Coal trains may run tourists out

Like many people, I am concerned about the mile-and-a-half-long coal trains that are running through our county, about three per day each direction. They are louder than the typical freight train, and often wake me up about 3 a.m. The proposed coal export facility at Cherry Point would increase this to about 18 trains per day, nine each way.

Besides all the traffic congestion, pollution and coal dust they bring to us, I haven’t heard anyone wondering about reduced tourist trade. It’s not something that can be easily measured or predicted, but what brings tourist dollars to our county is not coal dust on Puget Sound or waiting at railroad crossings for coal trains. Tourists may go elsewhere, looking for a peaceful environment, clean air, water and mountains. How many jobs will be lost when they do?

Jennie Lindberg


More in Opinion

Editorial cartoons for Saturday, Sept. 23

A sketchy look at the day in politics.… Continue reading

Why Snohomish County should shoot for Amazon’s HQ2

Editorial: Not that we have a real shot at it, but because of what else we might attract here.

Schwab: Gift of a Shaolin priest provides lesson in humility

A post-surgery gift from a kung fu master at first seemed like an extravagance of little use.

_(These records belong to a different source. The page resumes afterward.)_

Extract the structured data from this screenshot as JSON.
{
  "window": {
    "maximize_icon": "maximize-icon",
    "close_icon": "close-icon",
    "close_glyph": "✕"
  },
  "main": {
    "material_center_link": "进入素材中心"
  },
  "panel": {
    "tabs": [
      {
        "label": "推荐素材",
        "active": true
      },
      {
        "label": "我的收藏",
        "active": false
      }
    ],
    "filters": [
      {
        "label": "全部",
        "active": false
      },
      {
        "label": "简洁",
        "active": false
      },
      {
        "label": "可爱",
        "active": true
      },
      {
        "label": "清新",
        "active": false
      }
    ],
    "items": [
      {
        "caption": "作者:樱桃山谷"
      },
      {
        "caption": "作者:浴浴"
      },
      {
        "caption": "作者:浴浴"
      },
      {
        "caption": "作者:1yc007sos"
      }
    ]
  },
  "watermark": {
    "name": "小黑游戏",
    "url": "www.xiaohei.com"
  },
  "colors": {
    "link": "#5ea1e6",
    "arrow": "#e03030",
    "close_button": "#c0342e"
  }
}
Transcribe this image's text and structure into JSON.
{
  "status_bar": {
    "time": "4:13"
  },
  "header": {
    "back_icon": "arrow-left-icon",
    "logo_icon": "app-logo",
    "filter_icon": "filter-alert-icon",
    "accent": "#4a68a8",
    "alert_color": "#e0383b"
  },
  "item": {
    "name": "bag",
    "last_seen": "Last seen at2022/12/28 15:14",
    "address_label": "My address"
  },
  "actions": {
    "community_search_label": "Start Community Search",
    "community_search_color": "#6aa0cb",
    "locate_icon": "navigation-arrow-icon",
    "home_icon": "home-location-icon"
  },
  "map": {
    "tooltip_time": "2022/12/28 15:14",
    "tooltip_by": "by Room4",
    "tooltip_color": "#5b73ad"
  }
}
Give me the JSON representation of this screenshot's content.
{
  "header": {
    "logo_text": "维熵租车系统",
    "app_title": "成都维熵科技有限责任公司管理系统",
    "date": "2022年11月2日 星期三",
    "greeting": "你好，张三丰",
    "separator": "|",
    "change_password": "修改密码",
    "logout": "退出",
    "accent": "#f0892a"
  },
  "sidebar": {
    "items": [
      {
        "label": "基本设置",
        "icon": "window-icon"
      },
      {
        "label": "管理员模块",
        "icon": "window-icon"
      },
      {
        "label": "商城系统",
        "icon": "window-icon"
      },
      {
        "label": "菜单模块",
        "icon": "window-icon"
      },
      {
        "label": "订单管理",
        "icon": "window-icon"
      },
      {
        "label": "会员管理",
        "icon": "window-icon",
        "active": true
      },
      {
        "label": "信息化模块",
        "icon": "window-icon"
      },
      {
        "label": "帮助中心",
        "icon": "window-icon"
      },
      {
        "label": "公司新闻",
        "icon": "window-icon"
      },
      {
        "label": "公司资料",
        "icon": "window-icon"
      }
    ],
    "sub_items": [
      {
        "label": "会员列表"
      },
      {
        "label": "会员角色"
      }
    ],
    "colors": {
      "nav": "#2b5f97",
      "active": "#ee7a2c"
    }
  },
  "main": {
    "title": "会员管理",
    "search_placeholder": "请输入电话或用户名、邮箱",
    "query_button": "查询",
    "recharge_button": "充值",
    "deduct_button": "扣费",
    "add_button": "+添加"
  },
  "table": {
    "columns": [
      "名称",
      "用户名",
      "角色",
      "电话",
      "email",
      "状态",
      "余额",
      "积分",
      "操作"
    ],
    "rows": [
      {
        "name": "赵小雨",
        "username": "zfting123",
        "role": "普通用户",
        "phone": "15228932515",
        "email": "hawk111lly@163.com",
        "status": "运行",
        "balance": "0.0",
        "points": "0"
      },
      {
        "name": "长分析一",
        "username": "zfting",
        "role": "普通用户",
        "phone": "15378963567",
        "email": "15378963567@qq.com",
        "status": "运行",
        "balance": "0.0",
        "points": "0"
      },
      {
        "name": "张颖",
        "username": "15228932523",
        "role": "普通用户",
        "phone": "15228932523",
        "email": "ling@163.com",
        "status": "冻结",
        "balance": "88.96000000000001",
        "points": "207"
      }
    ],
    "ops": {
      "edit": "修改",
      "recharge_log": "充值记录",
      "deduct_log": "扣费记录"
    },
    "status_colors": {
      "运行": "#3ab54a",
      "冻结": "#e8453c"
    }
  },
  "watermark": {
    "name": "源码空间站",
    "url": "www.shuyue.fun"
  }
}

Commentary: There’s room for a diplomatic North Korea solution

President Trump has the opportunity to use diplomacy to keep North Korea in check. Tweets won’t work.

Editorial cartoons for Friday, Sept. 22

A sketchy look at the day’s political stories.… Continue reading

Ignatius: Only creative thinking, not taunts, will deter Kim

The U.S. needs options and a coldblooded rationality, the opposite of Trump’s schoolboy taunts.

Harrop: Why Trump will likley stick with Paris climate deal

Among the reasons: The public’s support for action on climate change and Trump’s poll numbers.

Dionne: Trump’s tough talk at U.N. only leaves us weaker

In talking up “sovereignty,” Trump provides cover to the likes of North Korea and Venezuela.

States’ report puts voter fraud claims in proper perspective

Editorial: A review by the state shows questionable ballots by only 74 of 3.36 million votes cast.

Most Read